Speaking of Japan...

2003 Hokkaido Earthquake - Log 1 of 2 >>

After living in Hokkaido for over three years, I finally got my first major earthquake. At 5:55 am today, I was jolted awake as tremors from a Richter Scale magnitude 8.0 quake 80km off Cape Erimo travelled 220 km to Furano, somehow found my house in the midst of the onion farm, and came up to visit my room in the shoddily-built second floor of my girlfriend's parents' house.

The whole second floor is basically two tiny square rooms bolted onto the top of the house. Ordinarily, the room will shake in a 30-40 km/h wind. The effect of the JMA 5.2 tremors was not really much worse than a major windstorm, but the sudden intensity of it was shocking.

My mom always tells me that I was in a major California earthquake when I was one year old. I guess that might be one reason why I'm so sensitive. I immediately sprang awake and attempted to rouse my girlfriend, who was sound asleep on the futon next to the bed. (The bed is too small for two people to sleep in, so we normally janken for it.) The conversation went something like this:

Me: There's an earthquake!
She: zzznngngghhh...
Me: (shaking her shoulder) Hey, wake up! There's an earthquake!!
She: znngf.. Hm? Really? zzz...
Me: (shaking harder) Should we get in the doorway or something?
She: (very sleepy but annoyed) I heard that the safest place to be in an earthquake is in bed... (rolls over)

The tremors lasted about a minute. Eventually, most of the noise subsided. I heard no sirens or other signs of alarm, aside from a slow, regular, clank-clank-clank sound. Flipping on the TV, I decided to get up and investigate.

Disturbed by my turning on the TV, my girlfriend got up and went to the bathroom. After checking the room, I realized that the clanking noise was coming from the microscopic hallway outside. In the dimness, my eyes located the culprit -- an 80 L kerosene tank used to fuel the heater in our room.

Putting my hand on the lid, I felt something banging as if to get out. In my sleep-addled state, I thought that some sort of animal had gotten in between the cover and the top of the tank. Taking off the cover, I realized what was causing the clanking noise -- about 75 L of kerosene still moving to the beat of the wave motion it had absorbed from the tremors, causing the lid to rattle rhythmically.

I reached for my cell phone to e-mail home and let them know I was OK. I was greeted by the "shibaraku omachi kudasai" message -- all of the network connections were full. From what seemed to be such a minor earthquake?
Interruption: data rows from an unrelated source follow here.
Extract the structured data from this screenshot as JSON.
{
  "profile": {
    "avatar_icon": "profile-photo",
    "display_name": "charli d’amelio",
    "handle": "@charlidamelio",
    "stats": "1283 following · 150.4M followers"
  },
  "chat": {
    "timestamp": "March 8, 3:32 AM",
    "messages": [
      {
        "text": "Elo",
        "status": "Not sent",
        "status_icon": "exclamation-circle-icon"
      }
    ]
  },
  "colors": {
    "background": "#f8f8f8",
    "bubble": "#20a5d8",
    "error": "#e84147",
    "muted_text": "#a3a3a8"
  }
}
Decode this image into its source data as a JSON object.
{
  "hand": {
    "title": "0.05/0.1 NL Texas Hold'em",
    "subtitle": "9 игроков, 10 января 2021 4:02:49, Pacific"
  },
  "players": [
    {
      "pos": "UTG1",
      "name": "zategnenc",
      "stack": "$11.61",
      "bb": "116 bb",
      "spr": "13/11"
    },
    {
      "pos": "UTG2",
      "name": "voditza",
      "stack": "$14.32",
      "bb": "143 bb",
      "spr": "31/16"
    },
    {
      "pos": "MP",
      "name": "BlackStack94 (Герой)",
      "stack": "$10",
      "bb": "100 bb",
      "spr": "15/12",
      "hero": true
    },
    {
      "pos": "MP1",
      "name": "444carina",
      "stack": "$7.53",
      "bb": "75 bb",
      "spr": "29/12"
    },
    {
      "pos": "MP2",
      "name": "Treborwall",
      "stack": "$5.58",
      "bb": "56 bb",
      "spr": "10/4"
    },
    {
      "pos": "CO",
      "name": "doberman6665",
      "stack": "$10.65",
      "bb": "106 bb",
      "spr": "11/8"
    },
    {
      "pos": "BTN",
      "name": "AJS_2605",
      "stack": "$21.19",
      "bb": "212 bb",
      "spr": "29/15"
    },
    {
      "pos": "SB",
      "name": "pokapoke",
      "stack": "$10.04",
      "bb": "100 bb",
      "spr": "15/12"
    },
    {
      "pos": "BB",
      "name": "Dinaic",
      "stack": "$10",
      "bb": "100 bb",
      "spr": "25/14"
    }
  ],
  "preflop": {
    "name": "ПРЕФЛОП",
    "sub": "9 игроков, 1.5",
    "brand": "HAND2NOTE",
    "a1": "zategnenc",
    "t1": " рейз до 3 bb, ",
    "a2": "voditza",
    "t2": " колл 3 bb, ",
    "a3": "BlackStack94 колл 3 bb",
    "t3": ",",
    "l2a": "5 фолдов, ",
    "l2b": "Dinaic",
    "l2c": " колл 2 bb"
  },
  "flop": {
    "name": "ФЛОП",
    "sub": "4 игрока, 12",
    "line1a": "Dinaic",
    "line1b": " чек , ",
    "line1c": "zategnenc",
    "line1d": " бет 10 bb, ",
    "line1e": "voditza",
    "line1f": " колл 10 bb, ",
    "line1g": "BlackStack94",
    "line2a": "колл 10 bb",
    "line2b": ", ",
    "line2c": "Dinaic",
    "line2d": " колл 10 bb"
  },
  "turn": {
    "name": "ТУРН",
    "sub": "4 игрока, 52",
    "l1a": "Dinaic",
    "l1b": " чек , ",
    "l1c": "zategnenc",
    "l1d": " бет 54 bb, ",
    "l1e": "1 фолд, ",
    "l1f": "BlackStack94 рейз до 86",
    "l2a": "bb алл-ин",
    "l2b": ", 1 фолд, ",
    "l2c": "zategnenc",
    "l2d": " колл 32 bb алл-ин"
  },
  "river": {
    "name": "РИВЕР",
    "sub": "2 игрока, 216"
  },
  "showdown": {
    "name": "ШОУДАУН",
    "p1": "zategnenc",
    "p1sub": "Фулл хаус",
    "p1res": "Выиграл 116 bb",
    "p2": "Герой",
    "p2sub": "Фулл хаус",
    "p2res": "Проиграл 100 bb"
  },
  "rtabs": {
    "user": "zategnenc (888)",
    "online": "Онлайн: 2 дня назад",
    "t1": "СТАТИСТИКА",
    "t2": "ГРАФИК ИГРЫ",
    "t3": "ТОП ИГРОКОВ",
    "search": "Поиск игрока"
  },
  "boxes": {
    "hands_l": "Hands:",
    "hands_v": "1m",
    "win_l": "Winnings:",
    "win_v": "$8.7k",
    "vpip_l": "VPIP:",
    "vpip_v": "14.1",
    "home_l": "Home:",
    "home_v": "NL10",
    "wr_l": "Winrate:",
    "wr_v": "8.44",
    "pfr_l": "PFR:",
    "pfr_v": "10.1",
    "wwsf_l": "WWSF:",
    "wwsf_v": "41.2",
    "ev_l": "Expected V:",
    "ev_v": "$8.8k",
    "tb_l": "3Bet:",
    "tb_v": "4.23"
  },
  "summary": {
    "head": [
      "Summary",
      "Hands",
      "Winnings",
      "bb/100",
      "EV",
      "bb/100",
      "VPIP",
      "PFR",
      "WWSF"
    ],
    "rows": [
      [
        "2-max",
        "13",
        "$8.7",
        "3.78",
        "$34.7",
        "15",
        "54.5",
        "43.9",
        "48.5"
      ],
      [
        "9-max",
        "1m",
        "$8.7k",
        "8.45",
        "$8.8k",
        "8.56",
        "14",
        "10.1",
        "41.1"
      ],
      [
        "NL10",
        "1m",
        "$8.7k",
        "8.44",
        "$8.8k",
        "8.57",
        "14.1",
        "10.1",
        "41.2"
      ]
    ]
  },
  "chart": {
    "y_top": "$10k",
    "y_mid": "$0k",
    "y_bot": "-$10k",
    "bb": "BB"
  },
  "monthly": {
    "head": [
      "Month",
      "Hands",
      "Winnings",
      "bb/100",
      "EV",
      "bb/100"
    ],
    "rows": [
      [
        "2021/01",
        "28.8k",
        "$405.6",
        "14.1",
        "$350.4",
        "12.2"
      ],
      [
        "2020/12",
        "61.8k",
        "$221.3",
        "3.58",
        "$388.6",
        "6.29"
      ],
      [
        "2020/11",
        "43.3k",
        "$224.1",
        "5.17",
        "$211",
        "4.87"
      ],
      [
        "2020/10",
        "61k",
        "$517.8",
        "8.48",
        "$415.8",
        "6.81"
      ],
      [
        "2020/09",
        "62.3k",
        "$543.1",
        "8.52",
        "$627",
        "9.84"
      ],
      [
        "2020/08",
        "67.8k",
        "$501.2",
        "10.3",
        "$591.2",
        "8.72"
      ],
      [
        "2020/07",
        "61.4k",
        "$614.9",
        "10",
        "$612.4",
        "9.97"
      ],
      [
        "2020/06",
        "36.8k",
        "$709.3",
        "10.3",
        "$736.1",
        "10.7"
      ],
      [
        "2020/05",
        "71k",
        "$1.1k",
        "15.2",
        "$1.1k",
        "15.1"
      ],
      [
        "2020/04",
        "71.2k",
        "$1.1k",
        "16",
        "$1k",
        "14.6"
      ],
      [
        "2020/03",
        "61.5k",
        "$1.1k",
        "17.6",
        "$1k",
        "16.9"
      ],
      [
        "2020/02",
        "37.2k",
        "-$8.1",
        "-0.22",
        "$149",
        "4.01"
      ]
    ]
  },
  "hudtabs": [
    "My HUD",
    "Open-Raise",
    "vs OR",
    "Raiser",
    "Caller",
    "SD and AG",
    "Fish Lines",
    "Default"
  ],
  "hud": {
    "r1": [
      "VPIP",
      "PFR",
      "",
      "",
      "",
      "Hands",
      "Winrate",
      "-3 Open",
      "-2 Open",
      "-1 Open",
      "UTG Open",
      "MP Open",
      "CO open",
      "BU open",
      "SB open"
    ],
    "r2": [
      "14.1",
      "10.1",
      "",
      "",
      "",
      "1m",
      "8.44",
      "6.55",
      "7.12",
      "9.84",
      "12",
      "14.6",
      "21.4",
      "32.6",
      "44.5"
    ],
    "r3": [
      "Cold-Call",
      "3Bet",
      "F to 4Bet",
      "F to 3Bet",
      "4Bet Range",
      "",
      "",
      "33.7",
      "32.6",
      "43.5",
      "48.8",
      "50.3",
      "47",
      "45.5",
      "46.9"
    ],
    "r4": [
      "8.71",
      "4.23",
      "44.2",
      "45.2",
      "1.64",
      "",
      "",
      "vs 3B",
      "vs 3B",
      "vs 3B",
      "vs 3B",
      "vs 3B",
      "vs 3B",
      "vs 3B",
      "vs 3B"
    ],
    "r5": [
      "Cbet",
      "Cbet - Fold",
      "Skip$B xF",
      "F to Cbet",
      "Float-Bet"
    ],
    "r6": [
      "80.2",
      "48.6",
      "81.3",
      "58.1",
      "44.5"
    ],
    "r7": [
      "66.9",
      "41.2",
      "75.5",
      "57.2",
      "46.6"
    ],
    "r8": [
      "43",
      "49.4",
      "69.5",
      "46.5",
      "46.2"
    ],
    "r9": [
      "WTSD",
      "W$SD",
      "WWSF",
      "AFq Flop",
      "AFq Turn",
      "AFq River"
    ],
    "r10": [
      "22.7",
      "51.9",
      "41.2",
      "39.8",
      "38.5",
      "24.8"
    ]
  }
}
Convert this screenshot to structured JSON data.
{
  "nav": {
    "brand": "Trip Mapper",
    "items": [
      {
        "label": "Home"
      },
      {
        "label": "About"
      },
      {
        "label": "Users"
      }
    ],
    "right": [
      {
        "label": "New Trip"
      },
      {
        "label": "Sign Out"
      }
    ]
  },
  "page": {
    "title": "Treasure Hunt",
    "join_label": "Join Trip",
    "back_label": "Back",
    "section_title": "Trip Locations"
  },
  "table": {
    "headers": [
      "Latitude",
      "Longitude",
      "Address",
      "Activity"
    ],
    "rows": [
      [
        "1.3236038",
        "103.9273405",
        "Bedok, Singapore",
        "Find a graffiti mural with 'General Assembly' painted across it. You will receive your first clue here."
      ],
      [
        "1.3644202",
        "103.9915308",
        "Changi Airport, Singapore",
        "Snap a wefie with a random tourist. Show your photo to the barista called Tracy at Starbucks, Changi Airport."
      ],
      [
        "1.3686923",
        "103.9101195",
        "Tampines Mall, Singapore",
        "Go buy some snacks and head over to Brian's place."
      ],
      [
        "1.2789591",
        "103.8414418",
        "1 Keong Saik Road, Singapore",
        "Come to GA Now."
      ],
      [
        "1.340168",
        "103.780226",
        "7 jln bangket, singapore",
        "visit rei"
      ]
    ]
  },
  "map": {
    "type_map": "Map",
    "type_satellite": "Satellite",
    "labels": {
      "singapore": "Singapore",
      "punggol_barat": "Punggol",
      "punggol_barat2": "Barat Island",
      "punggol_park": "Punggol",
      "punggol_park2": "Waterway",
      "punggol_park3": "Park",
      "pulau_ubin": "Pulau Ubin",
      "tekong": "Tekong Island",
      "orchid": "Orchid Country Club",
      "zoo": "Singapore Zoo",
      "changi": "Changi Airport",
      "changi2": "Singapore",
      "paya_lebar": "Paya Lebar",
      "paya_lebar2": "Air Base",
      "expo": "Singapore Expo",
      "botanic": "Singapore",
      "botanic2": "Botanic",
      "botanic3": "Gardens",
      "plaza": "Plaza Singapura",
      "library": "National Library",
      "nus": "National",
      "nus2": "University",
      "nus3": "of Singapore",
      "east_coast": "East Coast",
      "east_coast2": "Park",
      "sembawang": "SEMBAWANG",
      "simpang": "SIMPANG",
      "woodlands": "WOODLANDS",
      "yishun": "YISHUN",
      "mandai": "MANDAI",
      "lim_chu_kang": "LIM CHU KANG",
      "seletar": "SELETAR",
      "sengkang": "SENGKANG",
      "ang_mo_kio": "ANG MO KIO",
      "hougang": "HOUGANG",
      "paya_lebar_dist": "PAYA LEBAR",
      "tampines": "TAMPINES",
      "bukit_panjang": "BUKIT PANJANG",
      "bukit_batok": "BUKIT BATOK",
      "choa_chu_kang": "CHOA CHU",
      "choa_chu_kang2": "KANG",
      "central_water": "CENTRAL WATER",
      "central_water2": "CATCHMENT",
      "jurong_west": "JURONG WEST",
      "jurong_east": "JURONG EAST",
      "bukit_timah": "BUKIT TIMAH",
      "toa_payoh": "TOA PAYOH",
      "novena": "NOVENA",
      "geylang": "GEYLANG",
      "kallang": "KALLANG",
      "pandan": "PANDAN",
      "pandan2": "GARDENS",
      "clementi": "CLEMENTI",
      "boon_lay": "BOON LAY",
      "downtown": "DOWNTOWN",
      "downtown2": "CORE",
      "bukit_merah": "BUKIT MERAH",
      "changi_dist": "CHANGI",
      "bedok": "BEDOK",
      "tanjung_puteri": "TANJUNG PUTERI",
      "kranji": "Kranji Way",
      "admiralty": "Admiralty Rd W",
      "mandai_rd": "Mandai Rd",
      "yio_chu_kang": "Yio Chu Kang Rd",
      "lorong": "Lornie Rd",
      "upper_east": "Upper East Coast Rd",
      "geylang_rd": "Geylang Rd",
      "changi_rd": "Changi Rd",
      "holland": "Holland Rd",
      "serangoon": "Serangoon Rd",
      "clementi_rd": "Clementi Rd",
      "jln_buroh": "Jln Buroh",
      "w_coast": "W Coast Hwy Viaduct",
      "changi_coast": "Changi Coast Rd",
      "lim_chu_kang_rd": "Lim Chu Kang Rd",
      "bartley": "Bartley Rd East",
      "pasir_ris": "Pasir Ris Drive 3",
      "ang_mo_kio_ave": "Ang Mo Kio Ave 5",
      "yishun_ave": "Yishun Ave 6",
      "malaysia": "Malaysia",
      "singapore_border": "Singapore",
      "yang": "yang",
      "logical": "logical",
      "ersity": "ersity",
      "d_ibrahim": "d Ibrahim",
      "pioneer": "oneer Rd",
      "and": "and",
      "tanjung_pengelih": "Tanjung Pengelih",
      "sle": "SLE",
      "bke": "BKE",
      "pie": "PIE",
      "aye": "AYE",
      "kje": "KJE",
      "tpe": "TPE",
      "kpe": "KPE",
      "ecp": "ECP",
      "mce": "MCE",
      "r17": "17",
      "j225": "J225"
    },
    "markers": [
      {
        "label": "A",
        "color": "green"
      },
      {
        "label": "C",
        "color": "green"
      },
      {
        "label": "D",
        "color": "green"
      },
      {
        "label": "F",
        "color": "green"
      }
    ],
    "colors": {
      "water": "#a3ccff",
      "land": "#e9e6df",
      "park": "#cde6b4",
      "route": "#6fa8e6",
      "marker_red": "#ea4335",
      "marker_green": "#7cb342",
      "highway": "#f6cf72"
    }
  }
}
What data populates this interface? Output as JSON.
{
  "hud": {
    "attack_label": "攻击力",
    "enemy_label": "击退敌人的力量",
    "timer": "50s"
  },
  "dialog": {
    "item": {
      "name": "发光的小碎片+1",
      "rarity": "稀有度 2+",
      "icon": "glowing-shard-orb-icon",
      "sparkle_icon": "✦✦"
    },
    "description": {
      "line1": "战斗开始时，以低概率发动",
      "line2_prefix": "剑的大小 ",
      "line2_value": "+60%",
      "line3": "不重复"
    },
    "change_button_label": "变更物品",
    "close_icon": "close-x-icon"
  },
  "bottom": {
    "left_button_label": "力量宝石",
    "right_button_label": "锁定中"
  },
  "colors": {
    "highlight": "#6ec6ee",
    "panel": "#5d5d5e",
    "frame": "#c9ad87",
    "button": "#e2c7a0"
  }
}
Hokkaido is about the least densely populated area imaginable in Japan. If this had happened a month later, when everyone sets their heaters to turn on at 5:00 am, and been a little stronger... I tried to calculate the amount of chemical energy stored in that kerosene tank, and quickly realized how Japanese earthquakes can quickly become catastrophic. I returned to find that my hard-won bed had been appropriated by a sleepy girlfriend.

The south coast was much harder hit, with seismic activity in the low sixes.

  • A fire broke out at an oil refinery in Tomakomai City, and was quickly extinguished.
  • The Geothermal Power Station in Atsuma automatically shut down because of the tremors.
  • 41,000 people in the town of Erimo and other coastal areas were evacuated due to tidal wave activity reaching 1.6 metres in some areas.
  • 24,300 homes in Kushiro City and six surrounding towns were without power for several hours as a major power exchange went down.
  • A JR early-morning express train derailed in Onbetsu with no serious injuries.
  • The ceiling at the Air Traffic Control Tower at Kushiro Airport collapsed, shutting down the airport.

At the time of this writing, NHK reports 243 confirmed injured, two seriously, and one death related to the earthquake. A lot of the injuries were caused by people getting cut on broken glass long after the earthquake, and the death was also related to broken glass. An elderly garbage collector was struck and killed by a car while trying to clear broken glass from the road surface shortly after the quake.

The news overseas was much more alarming -- headlines like Giant Quake Rocks Japan (guess where that one came from) and vague statements about the Tomari Nuclear Power Station, which was about the furthest point on Hokkaido from the epicenter and was completely undamaged, led to a lot of fear among overseas family members of Hokkaido residents.

Update: Looks like the news works within Japan as well. "8.0" was all over the morning papers. I work at a tourist office and we've been taking continuous calls from anxious Honshuu tourists wondering if the place is a flaming shambles. I guess they hear 8.0 and they picture apocalypse, understandably.